Assignment:
Below are some records. Pull every line that contains the word "ffffff".

(Excerpts from a dataset)
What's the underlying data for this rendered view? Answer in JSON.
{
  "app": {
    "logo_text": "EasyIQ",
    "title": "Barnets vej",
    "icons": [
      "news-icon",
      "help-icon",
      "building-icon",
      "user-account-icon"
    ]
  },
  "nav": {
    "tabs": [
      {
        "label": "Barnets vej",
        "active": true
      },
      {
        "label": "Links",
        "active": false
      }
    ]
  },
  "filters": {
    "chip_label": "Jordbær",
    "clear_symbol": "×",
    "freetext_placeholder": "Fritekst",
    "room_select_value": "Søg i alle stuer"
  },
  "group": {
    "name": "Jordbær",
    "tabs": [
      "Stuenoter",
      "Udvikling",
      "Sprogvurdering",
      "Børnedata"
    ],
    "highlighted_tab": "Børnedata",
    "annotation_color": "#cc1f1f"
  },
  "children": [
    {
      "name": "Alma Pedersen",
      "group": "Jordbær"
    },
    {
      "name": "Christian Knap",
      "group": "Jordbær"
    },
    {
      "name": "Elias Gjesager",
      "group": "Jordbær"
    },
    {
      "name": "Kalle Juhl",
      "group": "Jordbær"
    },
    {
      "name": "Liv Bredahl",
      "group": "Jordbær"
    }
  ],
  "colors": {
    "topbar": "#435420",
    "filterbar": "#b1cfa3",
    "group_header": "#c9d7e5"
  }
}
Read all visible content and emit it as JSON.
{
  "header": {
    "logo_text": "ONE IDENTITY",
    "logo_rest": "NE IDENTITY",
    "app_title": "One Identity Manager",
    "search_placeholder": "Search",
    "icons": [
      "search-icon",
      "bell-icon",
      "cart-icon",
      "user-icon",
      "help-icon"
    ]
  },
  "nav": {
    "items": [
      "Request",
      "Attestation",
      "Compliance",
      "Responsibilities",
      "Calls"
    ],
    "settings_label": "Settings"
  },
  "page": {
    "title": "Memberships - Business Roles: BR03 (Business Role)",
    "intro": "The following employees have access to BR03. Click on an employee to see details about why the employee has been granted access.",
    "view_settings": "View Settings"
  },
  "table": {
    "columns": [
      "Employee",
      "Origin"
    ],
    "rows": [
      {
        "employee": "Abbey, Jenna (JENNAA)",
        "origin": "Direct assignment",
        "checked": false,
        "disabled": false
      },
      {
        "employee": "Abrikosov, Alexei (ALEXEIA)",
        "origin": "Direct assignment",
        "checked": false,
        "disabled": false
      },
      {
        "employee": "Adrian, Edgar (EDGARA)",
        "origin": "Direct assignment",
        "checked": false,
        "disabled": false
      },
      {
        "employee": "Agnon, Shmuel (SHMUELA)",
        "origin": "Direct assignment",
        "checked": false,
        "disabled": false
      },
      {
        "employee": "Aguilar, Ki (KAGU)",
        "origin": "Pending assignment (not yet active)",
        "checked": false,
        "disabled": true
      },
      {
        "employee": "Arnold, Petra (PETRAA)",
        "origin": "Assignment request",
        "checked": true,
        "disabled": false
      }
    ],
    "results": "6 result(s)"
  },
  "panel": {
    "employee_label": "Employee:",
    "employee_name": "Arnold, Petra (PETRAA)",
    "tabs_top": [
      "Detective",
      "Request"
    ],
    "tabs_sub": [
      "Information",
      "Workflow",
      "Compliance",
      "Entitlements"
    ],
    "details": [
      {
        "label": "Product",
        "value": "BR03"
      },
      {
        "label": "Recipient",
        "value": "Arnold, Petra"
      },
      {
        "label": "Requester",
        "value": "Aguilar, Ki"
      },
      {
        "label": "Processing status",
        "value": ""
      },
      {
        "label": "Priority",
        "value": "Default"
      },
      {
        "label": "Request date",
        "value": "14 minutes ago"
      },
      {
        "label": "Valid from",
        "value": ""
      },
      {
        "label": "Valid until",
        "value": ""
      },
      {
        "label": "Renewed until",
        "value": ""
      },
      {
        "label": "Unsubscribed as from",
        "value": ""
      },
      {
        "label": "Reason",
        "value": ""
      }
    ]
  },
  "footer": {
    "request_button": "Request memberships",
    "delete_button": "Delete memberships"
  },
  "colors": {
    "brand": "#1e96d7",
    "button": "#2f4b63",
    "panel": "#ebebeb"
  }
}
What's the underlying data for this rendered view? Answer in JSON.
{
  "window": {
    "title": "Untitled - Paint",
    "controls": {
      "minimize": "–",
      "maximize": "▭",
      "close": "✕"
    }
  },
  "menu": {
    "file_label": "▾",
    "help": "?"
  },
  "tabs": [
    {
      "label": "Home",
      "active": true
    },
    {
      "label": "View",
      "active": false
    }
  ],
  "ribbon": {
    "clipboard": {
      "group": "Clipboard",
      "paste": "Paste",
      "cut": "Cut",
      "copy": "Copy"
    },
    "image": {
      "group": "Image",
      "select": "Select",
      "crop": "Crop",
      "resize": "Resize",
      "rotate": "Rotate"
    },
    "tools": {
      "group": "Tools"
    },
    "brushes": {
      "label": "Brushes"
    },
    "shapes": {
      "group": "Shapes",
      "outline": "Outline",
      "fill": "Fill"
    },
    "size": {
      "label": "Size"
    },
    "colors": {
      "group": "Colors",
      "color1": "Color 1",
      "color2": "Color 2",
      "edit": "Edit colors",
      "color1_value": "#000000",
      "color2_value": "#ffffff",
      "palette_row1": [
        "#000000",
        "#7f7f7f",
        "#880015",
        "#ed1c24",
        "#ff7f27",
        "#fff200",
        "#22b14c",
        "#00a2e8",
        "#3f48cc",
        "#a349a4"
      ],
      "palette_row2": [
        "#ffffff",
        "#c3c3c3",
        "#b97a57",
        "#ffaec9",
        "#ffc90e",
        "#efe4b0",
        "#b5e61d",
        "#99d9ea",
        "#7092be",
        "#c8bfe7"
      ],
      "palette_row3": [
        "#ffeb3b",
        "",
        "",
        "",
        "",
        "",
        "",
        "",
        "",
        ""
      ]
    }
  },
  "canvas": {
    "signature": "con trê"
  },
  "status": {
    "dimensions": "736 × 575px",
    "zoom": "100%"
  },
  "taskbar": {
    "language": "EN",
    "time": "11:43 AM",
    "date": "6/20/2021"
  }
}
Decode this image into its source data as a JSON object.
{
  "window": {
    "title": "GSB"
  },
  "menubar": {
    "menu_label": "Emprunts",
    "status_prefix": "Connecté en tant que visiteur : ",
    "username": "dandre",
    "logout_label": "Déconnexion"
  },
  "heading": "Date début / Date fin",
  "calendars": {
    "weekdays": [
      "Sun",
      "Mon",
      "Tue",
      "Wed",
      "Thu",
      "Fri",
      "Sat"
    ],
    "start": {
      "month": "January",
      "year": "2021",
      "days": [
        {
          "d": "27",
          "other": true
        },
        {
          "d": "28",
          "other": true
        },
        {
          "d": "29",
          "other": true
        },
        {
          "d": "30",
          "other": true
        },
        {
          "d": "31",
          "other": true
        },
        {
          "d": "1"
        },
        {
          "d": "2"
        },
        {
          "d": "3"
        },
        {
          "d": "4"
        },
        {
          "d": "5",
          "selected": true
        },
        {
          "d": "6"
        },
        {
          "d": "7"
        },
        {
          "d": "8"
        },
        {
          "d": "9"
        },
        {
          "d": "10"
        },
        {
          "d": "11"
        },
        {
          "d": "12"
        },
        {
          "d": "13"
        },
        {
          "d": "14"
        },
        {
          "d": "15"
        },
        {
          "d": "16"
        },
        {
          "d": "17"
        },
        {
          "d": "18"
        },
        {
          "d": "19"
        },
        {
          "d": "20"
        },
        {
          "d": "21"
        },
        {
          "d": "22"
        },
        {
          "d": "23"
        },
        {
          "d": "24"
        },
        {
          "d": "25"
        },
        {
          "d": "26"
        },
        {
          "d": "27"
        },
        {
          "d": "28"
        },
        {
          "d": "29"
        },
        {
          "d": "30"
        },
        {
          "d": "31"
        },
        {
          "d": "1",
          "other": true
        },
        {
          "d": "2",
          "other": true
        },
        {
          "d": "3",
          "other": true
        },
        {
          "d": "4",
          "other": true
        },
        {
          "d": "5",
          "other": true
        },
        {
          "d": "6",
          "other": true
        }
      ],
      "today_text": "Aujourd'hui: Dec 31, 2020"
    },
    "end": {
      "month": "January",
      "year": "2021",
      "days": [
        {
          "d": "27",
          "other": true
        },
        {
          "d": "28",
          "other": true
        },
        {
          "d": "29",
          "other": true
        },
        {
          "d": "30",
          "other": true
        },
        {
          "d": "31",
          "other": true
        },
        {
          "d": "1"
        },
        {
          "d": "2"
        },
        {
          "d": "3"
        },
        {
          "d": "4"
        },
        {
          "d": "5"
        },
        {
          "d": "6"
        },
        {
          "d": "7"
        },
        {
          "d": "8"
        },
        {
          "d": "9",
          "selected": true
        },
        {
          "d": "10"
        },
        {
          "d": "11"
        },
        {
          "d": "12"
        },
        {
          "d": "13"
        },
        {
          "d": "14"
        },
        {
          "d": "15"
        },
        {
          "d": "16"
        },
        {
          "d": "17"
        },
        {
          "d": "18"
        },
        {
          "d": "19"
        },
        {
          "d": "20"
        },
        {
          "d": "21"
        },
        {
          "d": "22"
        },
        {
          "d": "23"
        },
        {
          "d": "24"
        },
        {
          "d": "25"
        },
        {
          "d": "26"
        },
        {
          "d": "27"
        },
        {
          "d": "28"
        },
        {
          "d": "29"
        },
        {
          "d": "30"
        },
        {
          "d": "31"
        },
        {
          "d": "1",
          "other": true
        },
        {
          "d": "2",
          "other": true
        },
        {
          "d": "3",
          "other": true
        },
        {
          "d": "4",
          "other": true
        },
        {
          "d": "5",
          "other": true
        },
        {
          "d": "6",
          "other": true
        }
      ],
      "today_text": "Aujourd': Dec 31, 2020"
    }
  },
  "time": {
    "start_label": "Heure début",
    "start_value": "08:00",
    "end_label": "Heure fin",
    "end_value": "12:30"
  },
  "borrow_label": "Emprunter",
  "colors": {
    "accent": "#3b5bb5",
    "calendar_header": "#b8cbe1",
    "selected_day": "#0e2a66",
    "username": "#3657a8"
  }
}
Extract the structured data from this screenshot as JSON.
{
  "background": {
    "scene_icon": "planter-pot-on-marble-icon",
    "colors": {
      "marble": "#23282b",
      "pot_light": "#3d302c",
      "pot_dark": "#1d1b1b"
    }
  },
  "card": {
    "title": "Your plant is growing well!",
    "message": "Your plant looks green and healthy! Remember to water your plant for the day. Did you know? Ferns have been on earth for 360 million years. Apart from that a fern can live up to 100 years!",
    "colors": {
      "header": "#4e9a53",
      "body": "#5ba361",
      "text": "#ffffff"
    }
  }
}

Written answer:
      "color2_value": "#ffffff",
        "#ffffff",
      "text": "#ffffff"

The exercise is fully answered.